**WHAT IS NEEDED:**
For each record below, retype the text exactly and omit any image.

**LISTED ENTRIES:**
──────────
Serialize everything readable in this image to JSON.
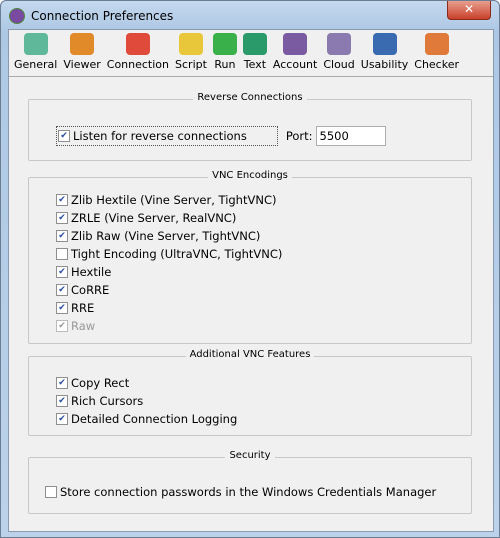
{
  "window": {
    "title": "Connection Preferences",
    "close_label": "✕"
  },
  "toolbar": [
    {
      "label": "General",
      "icon": "toolbox-icon",
      "color": "#5fb89a"
    },
    {
      "label": "Viewer",
      "icon": "glasses-icon",
      "color": "#e08a2a"
    },
    {
      "label": "Connection",
      "icon": "chain-link-icon",
      "color": "#e04a3a"
    },
    {
      "label": "Script",
      "icon": "pencil-gear-icon",
      "color": "#e8c83a"
    },
    {
      "label": "Run",
      "icon": "play-gear-icon",
      "color": "#3ab04a"
    },
    {
      "label": "Text",
      "icon": "magnifier-text-icon",
      "color": "#2a9a6a"
    },
    {
      "label": "Account",
      "icon": "user-gear-icon",
      "color": "#7a5aa0"
    },
    {
      "label": "Cloud",
      "icon": "cloud-icon",
      "color": "#8a7ab0"
    },
    {
      "label": "Usability",
      "icon": "eye-icon",
      "color": "#3a6ab0"
    },
    {
      "label": "Checker",
      "icon": "chart-magnifier-icon",
      "color": "#e07a3a"
    }
  ],
  "reverse": {
    "title": "Reverse Connections",
    "listen_label": "Listen for reverse connections",
    "listen_checked": true,
    "port_label": "Port:",
    "port_value": "5500"
  },
  "encodings": {
    "title": "VNC Encodings",
    "items": [
      {
        "label": "Zlib Hextile (Vine Server, TightVNC)",
        "checked": true
      },
      {
        "label": "ZRLE (Vine Server, RealVNC)",
        "checked": true
      },
      {
        "label": "Zlib Raw (Vine Server, TightVNC)",
        "checked": true
      },
      {
        "label": "Tight Encoding (UltraVNC, TightVNC)",
        "checked": false
      },
      {
        "label": "Hextile",
        "checked": true
      },
      {
        "label": "CoRRE",
        "checked": true
      },
      {
        "label": "RRE",
        "checked": true
      },
      {
        "label": "Raw",
        "checked": true,
        "disabled": true
      }
    ]
  },
  "features": {
    "title": "Additional VNC Features",
    "items": [
      {
        "label": "Copy Rect",
        "checked": true
      },
      {
        "label": "Rich Cursors",
        "checked": true
      },
      {
        "label": "Detailed Connection Logging",
        "checked": true
      }
    ]
  },
  "security": {
    "title": "Security",
    "items": [
      {
        "label": "Store connection passwords in the Windows Credentials Manager",
        "checked": false
      }
    ]
  }
}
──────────
**TASK RESULT:**
Serialize everything readable in this image to JSON.
{
  "window": {
    "title": "Connection Preferences",
    "close_label": "✕"
  },
  "toolbar": [
    {
      "label": "General",
      "icon": "toolbox-icon",
      "color": "#5fb89a"
    },
    {
      "label": "Viewer",
      "icon": "glasses-icon",
      "color": "#e08a2a"
    },
    {
      "label": "Connection",
      "icon": "chain-link-icon",
      "color": "#e04a3a"
    },
    {
      "label": "Script",
      "icon": "pencil-gear-icon",
      "color": "#e8c83a"
    },
    {
      "label": "Run",
      "icon": "play-gear-icon",
      "color": "#3ab04a"
    },
    {
      "label": "Text",
      "icon": "magnifier-text-icon",
      "color": "#2a9a6a"
    },
    {
      "label": "Account",
      "icon": "user-gear-icon",
      "color": "#7a5aa0"
    },
    {
      "label": "Cloud",
      "icon": "cloud-icon",
      "color": "#8a7ab0"
    },
    {
      "label": "Usability",
      "icon": "eye-icon",
      "color": "#3a6ab0"
    },
    {
      "label": "Checker",
      "icon": "chart-magnifier-icon",
      "color": "#e07a3a"
    }
  ],
  "reverse": {
    "title": "Reverse Connections",
    "listen_label": "Listen for reverse connections",
    "listen_checked": true,
    "port_label": "Port:",
    "port_value": "5500"
  },
  "encodings": {
    "title": "VNC Encodings",
    "items": [
      {
        "label": "Zlib Hextile (Vine Server, TightVNC)",
        "checked": true
      },
      {
        "label": "ZRLE (Vine Server, RealVNC)",
        "checked": true
      },
      {
        "label": "Zlib Raw (Vine Server, TightVNC)",
        "checked": true
      },
      {
        "label": "Tight Encoding (UltraVNC, TightVNC)",
        "checked": false
      },
      {
        "label": "Hextile",
        "checked": true
      },
      {
        "label": "CoRRE",
        "checked": true
      },
      {
        "label": "RRE",
        "checked": true
      },
      {
        "label": "Raw",
        "checked": true,
        "disabled": true
      }
    ]
  },
  "features": {
    "title": "Additional VNC Features",
    "items": [
      {
        "label": "Copy Rect",
        "checked": true
      },
      {
        "label": "Rich Cursors",
        "checked": true
      },
      {
        "label": "Detailed Connection Logging",
        "checked": true
      }
    ]
  },
  "security": {
    "title": "Security",
    "items": [
      {
        "label": "Store connection passwords in the Windows Credentials Manager",
        "checked": false
      }
    ]
  }
}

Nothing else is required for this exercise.